The panic that I feel as the dream unfolds  wakes me up, calling to mind how poorly prepared I am in many areas of my life – I cut one too many of life’s classes, maybe?

When I cut classes in high school – or I skipped lectures in college, I had fun stuff to do; when I skipped out on life’s lessons, I just thought I knew better. When I was young – ignorant of what made my little world so secure – my dreams and answers made sense; I quickly detected others’ foibles and failures, and knowing I would not make those mistakes, I skipped their lessons.  I quit listening to my parents, whose struggles were choking off any conversations worth having; I stopped going to church, shortly after my parents stopped going, and life seemed more real outside the stained glass. I pulled away even from friends when their choices looked too confining for my ambitions – me, the ruler of all I survey. And of course as a benevolent, wise  ruler, I would right all social wrongs I discovered. 

So, I wanted out of my life as I knew it – I remember the slant of the late afternoon sun on the lawn the day I decided to go as far in the opposite direction as all my friends went, and my parents seemed to value. And no one objected – or argued – or tried to dissuade me when I walked out. Only one person, my aunt,  offered a parting shoot: “If this doesn’t work out, don’t be embarrassed to come home.” When I reached the end of my search for the personal peace and affluence I craved, her words were a dim light on the rocky return path, I ‘m still traveling. 

Some of the classes I cut had lessons that I am glad I am not learning. Mastering denial, which many of my family did  because of alcoholism, is not a worthwhile life skill.  Nor, is pigeonholing people a commendable accomplishment. And it’s also unproductive to study with people who know about God, but haven’t met Him yet.  I am grateful for the make-up classes that God, though. My attendance isn’t always perfect – nor is my mastery of subjects like humility, gratitude, perseverance and compassion complete.
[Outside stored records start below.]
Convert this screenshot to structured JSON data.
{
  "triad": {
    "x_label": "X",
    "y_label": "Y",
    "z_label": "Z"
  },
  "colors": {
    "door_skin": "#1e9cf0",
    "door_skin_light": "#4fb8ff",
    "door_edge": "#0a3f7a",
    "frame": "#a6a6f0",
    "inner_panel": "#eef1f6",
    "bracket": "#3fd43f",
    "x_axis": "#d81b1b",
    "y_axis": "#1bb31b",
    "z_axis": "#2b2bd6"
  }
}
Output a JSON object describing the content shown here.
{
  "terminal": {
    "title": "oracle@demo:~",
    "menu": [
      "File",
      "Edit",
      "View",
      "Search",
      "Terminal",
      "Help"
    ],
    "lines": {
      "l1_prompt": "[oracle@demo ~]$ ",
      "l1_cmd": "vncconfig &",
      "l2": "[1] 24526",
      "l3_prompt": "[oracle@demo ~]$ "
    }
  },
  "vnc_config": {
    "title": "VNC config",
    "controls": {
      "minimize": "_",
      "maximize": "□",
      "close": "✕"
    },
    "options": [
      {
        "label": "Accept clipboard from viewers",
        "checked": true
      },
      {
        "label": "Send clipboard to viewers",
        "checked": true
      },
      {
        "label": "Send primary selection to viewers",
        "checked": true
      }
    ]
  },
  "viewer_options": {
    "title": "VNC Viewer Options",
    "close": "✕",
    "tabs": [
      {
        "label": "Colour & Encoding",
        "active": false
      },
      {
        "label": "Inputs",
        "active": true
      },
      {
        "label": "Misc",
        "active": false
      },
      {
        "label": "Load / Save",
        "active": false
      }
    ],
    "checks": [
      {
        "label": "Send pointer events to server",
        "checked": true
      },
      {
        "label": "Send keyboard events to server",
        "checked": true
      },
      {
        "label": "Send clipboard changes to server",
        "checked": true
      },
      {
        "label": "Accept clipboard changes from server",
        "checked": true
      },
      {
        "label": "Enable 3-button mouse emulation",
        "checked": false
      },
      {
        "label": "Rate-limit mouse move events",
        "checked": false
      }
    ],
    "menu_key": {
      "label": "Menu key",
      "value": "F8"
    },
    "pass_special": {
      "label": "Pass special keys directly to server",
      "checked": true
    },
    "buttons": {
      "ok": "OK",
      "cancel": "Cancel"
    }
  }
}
When my recurring nightmare of being lost and unprepared for a major exam shakes me awake, some might say regret and guilt are knocking. God knows, I have enough of them! So, I wonder if my Teacher has more lessons; I wonder  if the nightmare  is an answer to a prayer I say I like to pray?  

Search me, O God, and know my heart;
test me and know my anxious thoughts.
See if there is any offensive way in me,
and lead me in the way everlasting. (Psalm 139:23-24)

People tell me, “Be careful what you pray for.” But I have an upcoming final – not sure when, and don’t know where; all that I think I know, all that I have ever done will be tested. (1 Corinthians 3: 10-15) Since the Teacher is up all night, maybe we can review some? (Psalm 121)

Image source

Saturday, November 6, 2010

A Way to Pass the Time

Spending some time on a fall day watching the leaves turn color is time well spent. Like watching grass grow, or a snowflake fall, though, we can’t see the process, so much as we can see the result. One day the leaves are lush and shady – the next brilliant red-orange; then,  whoosh – they are gone.

Emily Dickinson mused –

 Besides the autumn poets sing,
A few prosaic days
A little this side of the snow
And that side of the haze.

If slowing down long enough to regard imperceptible autumnal change for its delight is a good use of time, then how much more delightful is taking time to see how people I love change? When I take the time to look, maybe I will then see – perhaps,  just a few moments of my full attention will refresh and comfort them and as well as  me?